As they put it, "It's not as if the science isn't compelling. It is. It's not as if the threat isn't clear. It is. It's not as if many smart, informed and concerned individuals haven't sought to bring attention to this crisis. They have. It isn't even that the overwhelming majority of citizens don't recognize the urgency of acting on the problem. They do.

"So how is it that we have arrived in a madhouse atmosphere where politicians are able to do the bidding of powerful fossil fuel interests while ignoring the long-term good of the people they are supposed to represent?" That, in a nutshell, is the message of "The Madhouse Effect."

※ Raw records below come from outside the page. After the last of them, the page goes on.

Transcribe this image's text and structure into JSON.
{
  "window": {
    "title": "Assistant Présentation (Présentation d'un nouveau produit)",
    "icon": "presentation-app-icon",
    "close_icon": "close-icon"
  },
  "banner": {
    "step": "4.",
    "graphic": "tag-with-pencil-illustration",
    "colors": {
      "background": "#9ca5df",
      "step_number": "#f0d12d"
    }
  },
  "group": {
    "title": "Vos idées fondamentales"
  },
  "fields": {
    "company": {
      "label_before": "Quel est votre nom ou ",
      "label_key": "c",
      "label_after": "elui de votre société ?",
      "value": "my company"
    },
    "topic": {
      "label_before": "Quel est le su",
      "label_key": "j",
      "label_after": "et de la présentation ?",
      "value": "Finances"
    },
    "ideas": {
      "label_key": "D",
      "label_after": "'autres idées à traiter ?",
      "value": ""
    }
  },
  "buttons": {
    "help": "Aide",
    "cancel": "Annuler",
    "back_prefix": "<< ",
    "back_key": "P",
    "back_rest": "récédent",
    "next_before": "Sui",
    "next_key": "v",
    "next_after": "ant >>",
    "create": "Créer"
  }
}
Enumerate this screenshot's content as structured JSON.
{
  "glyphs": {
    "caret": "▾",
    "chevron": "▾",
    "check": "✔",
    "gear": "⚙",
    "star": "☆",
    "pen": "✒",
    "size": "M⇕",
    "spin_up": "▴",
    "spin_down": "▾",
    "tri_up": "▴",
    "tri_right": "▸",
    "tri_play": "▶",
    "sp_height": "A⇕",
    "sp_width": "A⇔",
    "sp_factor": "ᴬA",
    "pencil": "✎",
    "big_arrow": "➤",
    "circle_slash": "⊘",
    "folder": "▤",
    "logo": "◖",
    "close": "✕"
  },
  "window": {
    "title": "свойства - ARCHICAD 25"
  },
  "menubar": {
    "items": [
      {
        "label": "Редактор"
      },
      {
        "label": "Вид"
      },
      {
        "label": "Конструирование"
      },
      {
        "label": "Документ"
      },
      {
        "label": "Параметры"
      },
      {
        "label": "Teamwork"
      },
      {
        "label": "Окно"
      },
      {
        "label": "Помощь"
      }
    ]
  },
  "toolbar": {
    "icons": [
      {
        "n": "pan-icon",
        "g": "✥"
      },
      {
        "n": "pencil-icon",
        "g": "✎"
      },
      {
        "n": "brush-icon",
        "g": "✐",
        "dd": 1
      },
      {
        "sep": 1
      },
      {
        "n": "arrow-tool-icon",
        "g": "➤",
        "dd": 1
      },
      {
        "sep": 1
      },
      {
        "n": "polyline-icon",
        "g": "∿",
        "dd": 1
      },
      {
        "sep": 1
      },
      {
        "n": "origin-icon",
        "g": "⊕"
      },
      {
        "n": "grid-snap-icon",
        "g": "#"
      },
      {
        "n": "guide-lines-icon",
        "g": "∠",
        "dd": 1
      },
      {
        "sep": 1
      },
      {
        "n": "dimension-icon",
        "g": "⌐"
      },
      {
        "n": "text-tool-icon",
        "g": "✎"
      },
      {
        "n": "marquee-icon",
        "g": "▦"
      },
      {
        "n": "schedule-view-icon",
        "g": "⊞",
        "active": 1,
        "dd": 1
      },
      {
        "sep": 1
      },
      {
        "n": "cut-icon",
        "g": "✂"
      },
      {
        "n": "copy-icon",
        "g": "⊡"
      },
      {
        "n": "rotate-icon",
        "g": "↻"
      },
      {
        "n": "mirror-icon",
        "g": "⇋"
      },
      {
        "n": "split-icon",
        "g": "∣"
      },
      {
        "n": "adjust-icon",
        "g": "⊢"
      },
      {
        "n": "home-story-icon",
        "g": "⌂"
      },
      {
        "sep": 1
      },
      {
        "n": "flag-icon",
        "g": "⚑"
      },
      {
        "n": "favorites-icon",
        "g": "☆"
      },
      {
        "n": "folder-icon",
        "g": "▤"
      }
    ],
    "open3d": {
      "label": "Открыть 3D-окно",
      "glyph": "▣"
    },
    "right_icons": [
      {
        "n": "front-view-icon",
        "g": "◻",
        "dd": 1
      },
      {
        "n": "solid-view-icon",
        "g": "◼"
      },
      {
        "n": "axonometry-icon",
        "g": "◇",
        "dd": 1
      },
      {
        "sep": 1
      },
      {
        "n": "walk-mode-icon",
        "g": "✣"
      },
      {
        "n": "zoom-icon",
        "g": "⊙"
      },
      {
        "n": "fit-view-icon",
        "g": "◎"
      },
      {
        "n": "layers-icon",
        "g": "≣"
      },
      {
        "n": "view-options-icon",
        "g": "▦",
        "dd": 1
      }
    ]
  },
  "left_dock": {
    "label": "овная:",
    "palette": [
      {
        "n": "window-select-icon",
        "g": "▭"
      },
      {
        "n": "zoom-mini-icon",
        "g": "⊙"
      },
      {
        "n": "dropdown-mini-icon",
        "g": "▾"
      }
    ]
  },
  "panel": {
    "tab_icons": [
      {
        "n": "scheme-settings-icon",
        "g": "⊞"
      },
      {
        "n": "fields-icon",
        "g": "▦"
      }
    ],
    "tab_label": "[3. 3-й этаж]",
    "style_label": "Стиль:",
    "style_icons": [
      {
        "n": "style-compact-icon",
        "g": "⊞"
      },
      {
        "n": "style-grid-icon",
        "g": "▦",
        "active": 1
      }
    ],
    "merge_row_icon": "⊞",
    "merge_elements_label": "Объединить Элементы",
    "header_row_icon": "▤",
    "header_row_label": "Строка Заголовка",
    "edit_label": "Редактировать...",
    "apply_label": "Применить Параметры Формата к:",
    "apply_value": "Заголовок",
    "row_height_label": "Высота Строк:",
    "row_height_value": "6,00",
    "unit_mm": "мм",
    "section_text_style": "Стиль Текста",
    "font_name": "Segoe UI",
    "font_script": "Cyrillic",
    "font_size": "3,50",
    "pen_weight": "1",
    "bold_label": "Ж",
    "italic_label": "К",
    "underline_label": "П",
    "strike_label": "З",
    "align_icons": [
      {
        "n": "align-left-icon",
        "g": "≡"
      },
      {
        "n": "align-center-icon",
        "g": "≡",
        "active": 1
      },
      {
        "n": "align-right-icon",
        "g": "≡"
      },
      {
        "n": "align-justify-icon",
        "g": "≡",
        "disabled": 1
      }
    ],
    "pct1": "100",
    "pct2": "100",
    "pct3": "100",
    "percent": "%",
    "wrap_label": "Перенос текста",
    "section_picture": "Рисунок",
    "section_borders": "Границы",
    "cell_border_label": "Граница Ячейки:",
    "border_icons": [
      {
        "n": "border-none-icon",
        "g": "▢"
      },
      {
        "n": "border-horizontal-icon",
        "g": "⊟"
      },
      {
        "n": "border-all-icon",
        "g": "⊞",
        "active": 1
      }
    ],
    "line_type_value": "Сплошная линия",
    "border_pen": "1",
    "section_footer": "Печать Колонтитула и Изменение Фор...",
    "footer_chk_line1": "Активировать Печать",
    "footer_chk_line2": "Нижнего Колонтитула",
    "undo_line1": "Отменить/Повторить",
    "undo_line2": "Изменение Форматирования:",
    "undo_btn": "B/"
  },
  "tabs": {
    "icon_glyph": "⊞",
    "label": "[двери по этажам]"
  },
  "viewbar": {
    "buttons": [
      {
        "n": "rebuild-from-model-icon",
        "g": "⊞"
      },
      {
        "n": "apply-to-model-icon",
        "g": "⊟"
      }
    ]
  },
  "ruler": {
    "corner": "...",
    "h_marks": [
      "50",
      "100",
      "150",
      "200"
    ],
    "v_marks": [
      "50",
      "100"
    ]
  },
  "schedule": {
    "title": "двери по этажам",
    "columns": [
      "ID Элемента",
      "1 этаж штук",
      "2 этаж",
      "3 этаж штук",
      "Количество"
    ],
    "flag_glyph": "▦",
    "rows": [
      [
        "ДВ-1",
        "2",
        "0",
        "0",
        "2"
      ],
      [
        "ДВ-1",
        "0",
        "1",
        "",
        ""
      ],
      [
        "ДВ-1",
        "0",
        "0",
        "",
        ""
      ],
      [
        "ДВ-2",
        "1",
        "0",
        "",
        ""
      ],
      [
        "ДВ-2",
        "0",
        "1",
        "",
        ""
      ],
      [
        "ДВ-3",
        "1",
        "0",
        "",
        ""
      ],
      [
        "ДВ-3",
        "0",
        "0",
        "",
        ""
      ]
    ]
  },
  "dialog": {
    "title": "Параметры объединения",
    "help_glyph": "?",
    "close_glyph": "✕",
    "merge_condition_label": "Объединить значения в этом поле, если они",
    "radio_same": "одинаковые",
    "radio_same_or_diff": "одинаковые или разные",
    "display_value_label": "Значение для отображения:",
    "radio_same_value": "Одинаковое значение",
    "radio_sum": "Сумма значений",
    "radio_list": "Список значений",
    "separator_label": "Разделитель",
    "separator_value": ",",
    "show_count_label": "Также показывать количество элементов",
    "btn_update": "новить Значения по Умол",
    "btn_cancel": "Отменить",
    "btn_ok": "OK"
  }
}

According to the authors, "There is a fire in the house, almost a literal one. But even as the evidence has become unmistakable, and even though the alarm has been sounded several times, public policy has been paralyzed — sometimes from ignorance, sometimes from uncertainty, but often from a campaign of deliberate misinformation."

Not everyone wants the facts to be known, they warn, noting that we have run squarely into what Upton Sinclair has said — "It's difficult to get a man to understand something, when his salary depends on his not understanding it." And there are many powerful interests, they say, whose salary has very much depended on the public not understanding climate science.

As they explain, you can't solve a problem if you don't understand what it is in the first place. In the debate over climate change, pseudoscience is too often allowed to masquerade as science and denialism is allowed to pose as skepticism.

They blame the media for "too often giving industry propaganda an equal place on the media stage with actual science when it comes to the issue of climate change. And the rest of us pay the price in the form of a skewed public discourse."          

The basic facts "are now clear and essentially beyond dispute," they conclude. "It is time to put out the fire. This time we need to stay the course and get it right. We are out of extra chances."